NEW ORLEANS — Oil was spewing freely into the Gulf of Mexico as BP crews claimed progress Sunday in the first stages of replacing a leaky cap with a new containment system they hope will finally catch all the crude from the busted well.
There’s no guarantee for such a delicate operation nearly a mile below the water’s surface, officials said, and the permanent fix of plugging the well from the bottom remains slated for mid-August.
“It’s not just going to be, you put the cap on, it’s done. It’s not like putting a cap on a tube of toothpaste,” Coast Guard spokesman Capt. James McPherson said.v
Robotic submarines removed the cap Saturday that had been placed on top of the leak in early June to collect the oil and send it to surface ships for collection or burning. BP aims to have the new, tighter cap in place as early as Monday and that, as of Sunday morning, the work was going according to plan. BP hopes the capping operation will be done within three to six days.
Kent Wells, a BP senior vice president, said during a Sunday morning news briefing he was pleased with the progress but cautioned that unforeseen bumps could lie ahead.
“We’ve tried to work out as many of the bugs as we can. The challenge will come with something unexpected,” Wells said.
If tests show the new cap can withstand the pressure of the oil and is working, the Gulf region could get its most significant piece of good news since the April 20 explosion on the BP-leased Deepwater Horizon rig, which killed 11 workers.

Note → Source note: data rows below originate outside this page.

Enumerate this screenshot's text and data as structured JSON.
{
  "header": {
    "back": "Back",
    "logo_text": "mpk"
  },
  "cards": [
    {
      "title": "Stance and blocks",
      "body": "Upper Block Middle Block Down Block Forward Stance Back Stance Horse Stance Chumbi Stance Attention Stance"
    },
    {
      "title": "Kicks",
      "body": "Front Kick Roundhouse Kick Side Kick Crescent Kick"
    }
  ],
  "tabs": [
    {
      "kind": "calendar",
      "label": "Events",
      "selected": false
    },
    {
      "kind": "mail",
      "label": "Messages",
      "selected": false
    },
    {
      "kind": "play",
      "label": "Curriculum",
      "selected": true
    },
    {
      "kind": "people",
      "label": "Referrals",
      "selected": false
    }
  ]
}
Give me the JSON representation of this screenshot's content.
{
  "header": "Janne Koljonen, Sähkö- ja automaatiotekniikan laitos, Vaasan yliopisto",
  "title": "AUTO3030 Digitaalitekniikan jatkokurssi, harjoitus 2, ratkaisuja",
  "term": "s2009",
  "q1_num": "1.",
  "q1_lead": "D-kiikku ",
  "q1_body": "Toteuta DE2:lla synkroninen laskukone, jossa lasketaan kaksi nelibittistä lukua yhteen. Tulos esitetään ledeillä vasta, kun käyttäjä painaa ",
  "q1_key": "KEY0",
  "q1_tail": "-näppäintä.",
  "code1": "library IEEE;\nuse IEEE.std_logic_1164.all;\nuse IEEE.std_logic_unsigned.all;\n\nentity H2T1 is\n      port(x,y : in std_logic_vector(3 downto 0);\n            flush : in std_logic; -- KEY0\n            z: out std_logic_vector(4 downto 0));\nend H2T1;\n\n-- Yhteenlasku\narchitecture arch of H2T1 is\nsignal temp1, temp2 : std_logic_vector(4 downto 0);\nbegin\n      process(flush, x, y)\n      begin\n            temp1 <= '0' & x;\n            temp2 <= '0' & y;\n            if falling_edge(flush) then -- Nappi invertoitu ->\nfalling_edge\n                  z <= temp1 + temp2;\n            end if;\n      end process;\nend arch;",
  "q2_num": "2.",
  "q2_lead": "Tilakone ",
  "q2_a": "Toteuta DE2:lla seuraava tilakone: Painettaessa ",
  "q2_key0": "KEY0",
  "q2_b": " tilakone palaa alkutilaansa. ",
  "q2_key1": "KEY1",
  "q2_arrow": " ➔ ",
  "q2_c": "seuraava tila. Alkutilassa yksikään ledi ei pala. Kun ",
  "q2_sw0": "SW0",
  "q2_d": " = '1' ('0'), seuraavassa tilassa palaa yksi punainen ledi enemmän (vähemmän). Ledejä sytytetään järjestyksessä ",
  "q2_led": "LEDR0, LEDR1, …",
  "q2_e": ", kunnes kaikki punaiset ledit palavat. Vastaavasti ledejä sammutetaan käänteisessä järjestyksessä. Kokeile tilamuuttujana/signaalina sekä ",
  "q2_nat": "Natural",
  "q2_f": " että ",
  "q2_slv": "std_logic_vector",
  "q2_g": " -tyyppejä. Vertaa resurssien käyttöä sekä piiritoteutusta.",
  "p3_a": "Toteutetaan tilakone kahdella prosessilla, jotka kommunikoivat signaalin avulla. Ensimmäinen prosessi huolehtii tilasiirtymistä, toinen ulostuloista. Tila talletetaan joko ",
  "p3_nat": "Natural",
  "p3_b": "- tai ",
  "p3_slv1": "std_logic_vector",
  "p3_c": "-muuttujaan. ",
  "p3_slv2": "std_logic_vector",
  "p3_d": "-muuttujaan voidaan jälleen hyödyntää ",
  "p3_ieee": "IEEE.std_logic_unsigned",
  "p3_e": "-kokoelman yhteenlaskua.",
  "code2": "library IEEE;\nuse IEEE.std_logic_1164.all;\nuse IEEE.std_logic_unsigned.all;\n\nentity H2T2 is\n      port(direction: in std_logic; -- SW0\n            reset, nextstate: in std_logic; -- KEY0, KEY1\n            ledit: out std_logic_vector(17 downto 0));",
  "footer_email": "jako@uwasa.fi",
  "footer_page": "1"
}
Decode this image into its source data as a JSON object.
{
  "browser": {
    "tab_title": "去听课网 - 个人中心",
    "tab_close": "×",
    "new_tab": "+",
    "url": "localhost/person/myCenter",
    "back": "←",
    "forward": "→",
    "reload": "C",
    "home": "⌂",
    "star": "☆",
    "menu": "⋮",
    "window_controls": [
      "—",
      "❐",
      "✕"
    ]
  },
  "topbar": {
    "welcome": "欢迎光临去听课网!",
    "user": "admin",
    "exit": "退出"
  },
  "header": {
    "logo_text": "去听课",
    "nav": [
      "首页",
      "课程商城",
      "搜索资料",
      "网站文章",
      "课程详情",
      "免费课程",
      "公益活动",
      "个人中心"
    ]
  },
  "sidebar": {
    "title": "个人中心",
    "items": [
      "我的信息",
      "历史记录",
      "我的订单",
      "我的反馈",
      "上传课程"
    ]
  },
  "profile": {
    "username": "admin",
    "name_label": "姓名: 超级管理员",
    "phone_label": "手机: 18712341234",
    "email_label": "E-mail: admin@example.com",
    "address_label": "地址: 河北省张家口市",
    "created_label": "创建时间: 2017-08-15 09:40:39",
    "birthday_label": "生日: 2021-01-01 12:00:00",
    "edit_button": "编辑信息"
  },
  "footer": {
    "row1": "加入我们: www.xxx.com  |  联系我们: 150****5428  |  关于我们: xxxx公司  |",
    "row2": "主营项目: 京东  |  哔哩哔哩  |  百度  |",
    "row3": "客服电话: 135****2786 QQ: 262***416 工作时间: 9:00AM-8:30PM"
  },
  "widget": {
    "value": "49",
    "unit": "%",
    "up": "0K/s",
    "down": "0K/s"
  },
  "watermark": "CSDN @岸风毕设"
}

It would be only a temporary solution to the catastrophe. Hope for permanently plugging the leak lies with two relief wells, the first of which should be finished by mid-August.